◆ Your task
Could you copy each line of the listing below that has the word "subtitle"?

◆ Provided records
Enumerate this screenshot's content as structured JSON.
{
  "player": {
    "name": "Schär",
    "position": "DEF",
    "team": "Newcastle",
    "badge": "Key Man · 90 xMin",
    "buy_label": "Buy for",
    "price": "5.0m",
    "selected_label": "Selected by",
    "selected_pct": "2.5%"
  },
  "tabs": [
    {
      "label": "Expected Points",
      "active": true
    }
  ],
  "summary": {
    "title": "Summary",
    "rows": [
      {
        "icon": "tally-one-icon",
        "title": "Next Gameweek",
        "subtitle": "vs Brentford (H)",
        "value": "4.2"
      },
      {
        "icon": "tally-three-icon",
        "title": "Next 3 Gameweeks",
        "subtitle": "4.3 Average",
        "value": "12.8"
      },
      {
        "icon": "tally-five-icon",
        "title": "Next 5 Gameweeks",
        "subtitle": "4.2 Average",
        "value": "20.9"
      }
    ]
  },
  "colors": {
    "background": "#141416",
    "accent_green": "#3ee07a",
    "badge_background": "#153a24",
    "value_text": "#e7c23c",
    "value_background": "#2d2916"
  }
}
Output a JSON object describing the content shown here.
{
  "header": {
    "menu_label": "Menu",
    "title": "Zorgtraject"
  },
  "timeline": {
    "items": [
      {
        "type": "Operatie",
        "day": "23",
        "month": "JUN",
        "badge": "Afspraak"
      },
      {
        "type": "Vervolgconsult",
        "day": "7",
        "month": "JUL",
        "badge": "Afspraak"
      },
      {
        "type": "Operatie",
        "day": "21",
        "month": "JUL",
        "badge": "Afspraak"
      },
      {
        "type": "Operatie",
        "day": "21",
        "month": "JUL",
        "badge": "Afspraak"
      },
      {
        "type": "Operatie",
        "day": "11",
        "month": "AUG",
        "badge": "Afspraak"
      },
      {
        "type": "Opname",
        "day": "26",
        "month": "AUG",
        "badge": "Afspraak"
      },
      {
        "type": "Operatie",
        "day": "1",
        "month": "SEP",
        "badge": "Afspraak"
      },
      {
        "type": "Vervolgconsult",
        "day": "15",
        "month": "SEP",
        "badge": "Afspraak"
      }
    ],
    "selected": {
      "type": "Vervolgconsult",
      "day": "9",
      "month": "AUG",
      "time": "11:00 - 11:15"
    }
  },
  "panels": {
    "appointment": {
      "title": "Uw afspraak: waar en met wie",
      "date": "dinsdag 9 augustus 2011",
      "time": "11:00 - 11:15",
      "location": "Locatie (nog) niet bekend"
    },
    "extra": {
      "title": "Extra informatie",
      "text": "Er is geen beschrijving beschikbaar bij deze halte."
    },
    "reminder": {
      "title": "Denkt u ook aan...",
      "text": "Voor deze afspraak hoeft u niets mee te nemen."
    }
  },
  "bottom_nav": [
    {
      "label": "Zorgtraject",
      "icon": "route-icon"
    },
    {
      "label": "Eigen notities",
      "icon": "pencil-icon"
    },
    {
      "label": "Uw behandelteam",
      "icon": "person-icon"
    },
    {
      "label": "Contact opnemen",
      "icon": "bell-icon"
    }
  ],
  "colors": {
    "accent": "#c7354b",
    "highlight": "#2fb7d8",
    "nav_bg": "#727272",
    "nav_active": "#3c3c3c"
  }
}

◆ The completed task
        "subtitle": "vs Brentford (H)",
        "subtitle": "4.3 Average",
        "subtitle": "4.2 Average",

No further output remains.